NEW YORK, April 11 – Signaling its interest in entering the burgeoning structural proteomics sector, Bruker AXS of Madison, Wis., said Wednesday it completed a deal to acquire Delft Instruments’ Nonius crystallography business.
Financial terms of the deal were not disclosed.
“Nonius is an ideal fit for Bruker AXS and provides important resources to accelerate the development and marketing of our new life-science tools for high-throughput structural proteomics," Martin Haase, CEO of Bruker AXS, said in a statement. "Furthermore, this merger will also allow us to strengthen our product development and customer support for our existing customer base in chemical crystallography."
The deal is the second acquisition in the past week in the structural proteomics sector. Last week, X-ray crystallography company Structural Genomix of San Diego announced plans to acquire Prospect Genomics, a Belmont, Calif.-based company specializing in computational protein structure prediction.
Based in Delft, The Netherlands, Nonius, which had more than $8 million in revenues in 2000 and 42 employees, will house the company’s European center for X-ray crystallography. Lieuwe Boskma will continue to serve as managing director following the acquisition of the company, which will now be called Bruker Nonius.
Boskma said that the deal fit into the company’s plan to build its position in the X-ray crystallography market.
“Over the last year we had been looking into various strategic partnership options to strengthen our position in small-molecule crystallography, while accelerating the development of innovative structural proteomics solutions,” Boskma said. ”With investments from the Bruker AXS group, Bruker Nonius will be able to strengthen its position as a center of excellence for crystallography solutions, in collaboration with the well-established Bruker AXS crystallography group in Madison, Wisconsin.”
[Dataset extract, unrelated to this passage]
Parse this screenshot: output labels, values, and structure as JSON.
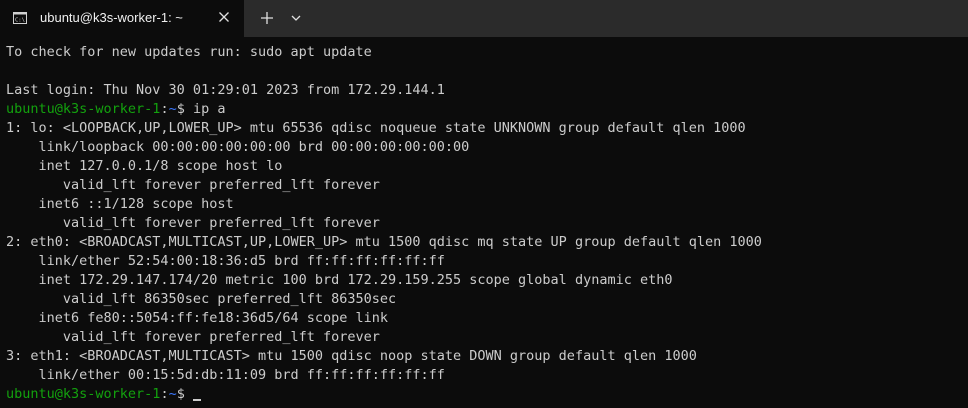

Bruker AXS develops life science and advanced materials research tools based on X-ray technology. The company, which is privately held, is controlled by the Laukien family, which also owns a majority stake in Bruker Daltonics. In 2000 Bruker AXS had revenues of more than $68 million.